Reproduce the entire listing word for word.

Data in this exercise:
────────────────────────────────────────
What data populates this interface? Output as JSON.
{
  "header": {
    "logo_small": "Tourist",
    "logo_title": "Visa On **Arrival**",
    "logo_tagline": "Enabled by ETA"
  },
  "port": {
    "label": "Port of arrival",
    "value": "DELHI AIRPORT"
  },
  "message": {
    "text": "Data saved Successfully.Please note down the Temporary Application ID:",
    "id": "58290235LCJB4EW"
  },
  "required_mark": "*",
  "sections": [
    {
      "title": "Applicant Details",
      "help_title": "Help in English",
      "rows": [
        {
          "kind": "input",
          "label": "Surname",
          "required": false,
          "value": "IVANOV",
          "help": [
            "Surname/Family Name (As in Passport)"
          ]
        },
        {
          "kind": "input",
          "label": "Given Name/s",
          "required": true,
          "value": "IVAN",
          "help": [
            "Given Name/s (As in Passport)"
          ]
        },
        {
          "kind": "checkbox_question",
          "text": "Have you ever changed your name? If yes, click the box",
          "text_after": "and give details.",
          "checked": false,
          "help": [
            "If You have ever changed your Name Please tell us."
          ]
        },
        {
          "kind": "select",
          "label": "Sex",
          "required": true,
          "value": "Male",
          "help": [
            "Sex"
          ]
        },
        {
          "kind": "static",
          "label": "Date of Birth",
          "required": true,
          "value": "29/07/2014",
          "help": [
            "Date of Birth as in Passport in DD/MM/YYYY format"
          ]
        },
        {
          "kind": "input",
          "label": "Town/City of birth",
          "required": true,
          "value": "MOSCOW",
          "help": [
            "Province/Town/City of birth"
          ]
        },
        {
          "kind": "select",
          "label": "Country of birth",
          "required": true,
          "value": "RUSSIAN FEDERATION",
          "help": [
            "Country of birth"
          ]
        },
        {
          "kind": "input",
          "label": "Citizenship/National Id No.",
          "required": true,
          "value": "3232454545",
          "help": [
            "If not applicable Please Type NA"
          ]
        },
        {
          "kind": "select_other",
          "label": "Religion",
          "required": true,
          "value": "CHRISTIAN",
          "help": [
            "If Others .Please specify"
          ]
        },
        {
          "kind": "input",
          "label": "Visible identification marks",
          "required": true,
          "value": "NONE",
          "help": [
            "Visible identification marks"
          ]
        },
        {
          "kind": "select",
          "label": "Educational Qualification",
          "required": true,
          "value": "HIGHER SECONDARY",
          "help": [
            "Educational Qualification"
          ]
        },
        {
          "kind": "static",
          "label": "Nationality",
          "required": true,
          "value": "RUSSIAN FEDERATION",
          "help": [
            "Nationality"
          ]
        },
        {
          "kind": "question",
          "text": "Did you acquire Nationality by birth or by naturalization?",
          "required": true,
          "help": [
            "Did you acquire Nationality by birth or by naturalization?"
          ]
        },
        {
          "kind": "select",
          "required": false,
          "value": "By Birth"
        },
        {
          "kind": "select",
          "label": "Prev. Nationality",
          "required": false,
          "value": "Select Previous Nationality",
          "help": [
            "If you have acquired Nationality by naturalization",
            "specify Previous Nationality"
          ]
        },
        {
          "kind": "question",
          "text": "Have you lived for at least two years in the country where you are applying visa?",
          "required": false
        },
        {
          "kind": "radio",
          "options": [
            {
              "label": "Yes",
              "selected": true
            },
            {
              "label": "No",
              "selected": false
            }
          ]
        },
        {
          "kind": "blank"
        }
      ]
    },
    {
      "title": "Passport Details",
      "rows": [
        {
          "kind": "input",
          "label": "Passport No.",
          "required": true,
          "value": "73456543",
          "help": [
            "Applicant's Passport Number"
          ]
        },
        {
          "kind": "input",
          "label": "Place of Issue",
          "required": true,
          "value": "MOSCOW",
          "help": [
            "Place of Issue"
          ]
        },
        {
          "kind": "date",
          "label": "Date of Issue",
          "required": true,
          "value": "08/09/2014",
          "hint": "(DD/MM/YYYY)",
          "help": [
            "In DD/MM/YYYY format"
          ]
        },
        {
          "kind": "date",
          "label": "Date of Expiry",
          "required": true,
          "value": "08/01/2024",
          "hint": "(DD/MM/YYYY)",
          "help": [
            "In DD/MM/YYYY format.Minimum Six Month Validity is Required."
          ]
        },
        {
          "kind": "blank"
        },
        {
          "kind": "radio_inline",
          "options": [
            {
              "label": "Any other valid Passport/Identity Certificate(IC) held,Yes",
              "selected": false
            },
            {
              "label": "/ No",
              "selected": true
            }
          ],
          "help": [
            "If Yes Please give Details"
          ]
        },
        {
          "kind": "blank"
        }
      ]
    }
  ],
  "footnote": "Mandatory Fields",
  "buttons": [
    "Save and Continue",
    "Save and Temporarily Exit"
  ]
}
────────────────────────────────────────
Output for this task:
What data populates this interface? Output as JSON.
{
  "header": {
    "logo_small": "Tourist",
    "logo_title": "Visa On **Arrival**",
    "logo_tagline": "Enabled by ETA"
  },
  "port": {
    "label": "Port of arrival",
    "value": "DELHI AIRPORT"
  },
  "message": {
    "text": "Data saved Successfully.Please note down the Temporary Application ID:",
    "id": "58290235LCJB4EW"
  },
  "required_mark": "*",
  "sections": [
    {
      "title": "Applicant Details",
      "help_title": "Help in English",
      "rows": [
        {
          "kind": "input",
          "label": "Surname",
          "required": false,
          "value": "IVANOV",
          "help": [
            "Surname/Family Name (As in Passport)"
          ]
        },
        {
          "kind": "input",
          "label": "Given Name/s",
          "required": true,
          "value": "IVAN",
          "help": [
            "Given Name/s (As in Passport)"
          ]
        },
        {
          "kind": "checkbox_question",
          "text": "Have you ever changed your name? If yes, click the box",
          "text_after": "and give details.",
          "checked": false,
          "help": [
            "If You have ever changed your Name Please tell us."
          ]
        },
        {
          "kind": "select",
          "label": "Sex",
          "required": true,
          "value": "Male",
          "help": [
            "Sex"
          ]
        },
        {
          "kind": "static",
          "label": "Date of Birth",
          "required": true,
          "value": "29/07/2014",
          "help": [
            "Date of Birth as in Passport in DD/MM/YYYY format"
          ]
        },
        {
          "kind": "input",
          "label": "Town/City of birth",
          "required": true,
          "value": "MOSCOW",
          "help": [
            "Province/Town/City of birth"
          ]
        },
        {
          "kind": "select",
          "label": "Country of birth",
          "required": true,
          "value": "RUSSIAN FEDERATION",
          "help": [
            "Country of birth"
          ]
        },
        {
          "kind": "input",
          "label": "Citizenship/National Id No.",
          "required": true,
          "value": "3232454545",
          "help": [
            "If not applicable Please Type NA"
          ]
        },
        {
          "kind": "select_other",
          "label": "Religion",
          "required": true,
          "value": "CHRISTIAN",
          "help": [
            "If Others .Please specify"
          ]
        },
        {
          "kind": "input",
          "label": "Visible identification marks",
          "required": true,
          "value": "NONE",
          "help": [
            "Visible identification marks"
          ]
        },
        {
          "kind": "select",
          "label": "Educational Qualification",
          "required": true,
          "value": "HIGHER SECONDARY",
          "help": [
            "Educational Qualification"
          ]
        },
        {
          "kind": "static",
          "label": "Nationality",
          "required": true,
          "value": "RUSSIAN FEDERATION",
          "help": [
            "Nationality"
          ]
        },
        {
          "kind": "question",
          "text": "Did you acquire Nationality by birth or by naturalization?",
          "required": true,
          "help": [
            "Did you acquire Nationality by birth or by naturalization?"
          ]
        },
        {
          "kind": "select",
          "required": false,
          "value": "By Birth"
        },
        {
          "kind": "select",
          "label": "Prev. Nationality",
          "required": false,
          "value": "Select Previous Nationality",
          "help": [
            "If you have acquired Nationality by naturalization",
            "specify Previous Nationality"
          ]
        },
        {
          "kind": "question",
          "text": "Have you lived for at least two years in the country where you are applying visa?",
          "required": false
        },
        {
          "kind": "radio",
          "options": [
            {
              "label": "Yes",
              "selected": true
            },
            {
              "label": "No",
              "selected": false
            }
          ]
        },
        {
          "kind": "blank"
        }
      ]
    },
    {
      "title": "Passport Details",
      "rows": [
        {
          "kind": "input",
          "label": "Passport No.",
          "required": true,
          "value": "73456543",
          "help": [
            "Applicant's Passport Number"
          ]
        },
        {
          "kind": "input",
          "label": "Place of Issue",
          "required": true,
          "value": "MOSCOW",
          "help": [
            "Place of Issue"
          ]
        },
        {
          "kind": "date",
          "label": "Date of Issue",
          "required": true,
          "value": "08/09/2014",
          "hint": "(DD/MM/YYYY)",
          "help": [
            "In DD/MM/YYYY format"
          ]
        },
        {
          "kind": "date",
          "label": "Date of Expiry",
          "required": true,
          "value": "08/01/2024",
          "hint": "(DD/MM/YYYY)",
          "help": [
            "In DD/MM/YYYY format.Minimum Six Month Validity is Required."
          ]
        },
        {
          "kind": "blank"
        },
        {
          "kind": "radio_inline",
          "options": [
            {
              "label": "Any other valid Passport/Identity Certificate(IC) held,Yes",
              "selected": false
            },
            {
              "label": "/ No",
              "selected": true
            }
          ],
          "help": [
            "If Yes Please give Details"
          ]
        },
        {
          "kind": "blank"
        }
      ]
    }
  ],
  "footnote": "Mandatory Fields",
  "buttons": [
    "Save and Continue",
    "Save and Temporarily Exit"
  ]
}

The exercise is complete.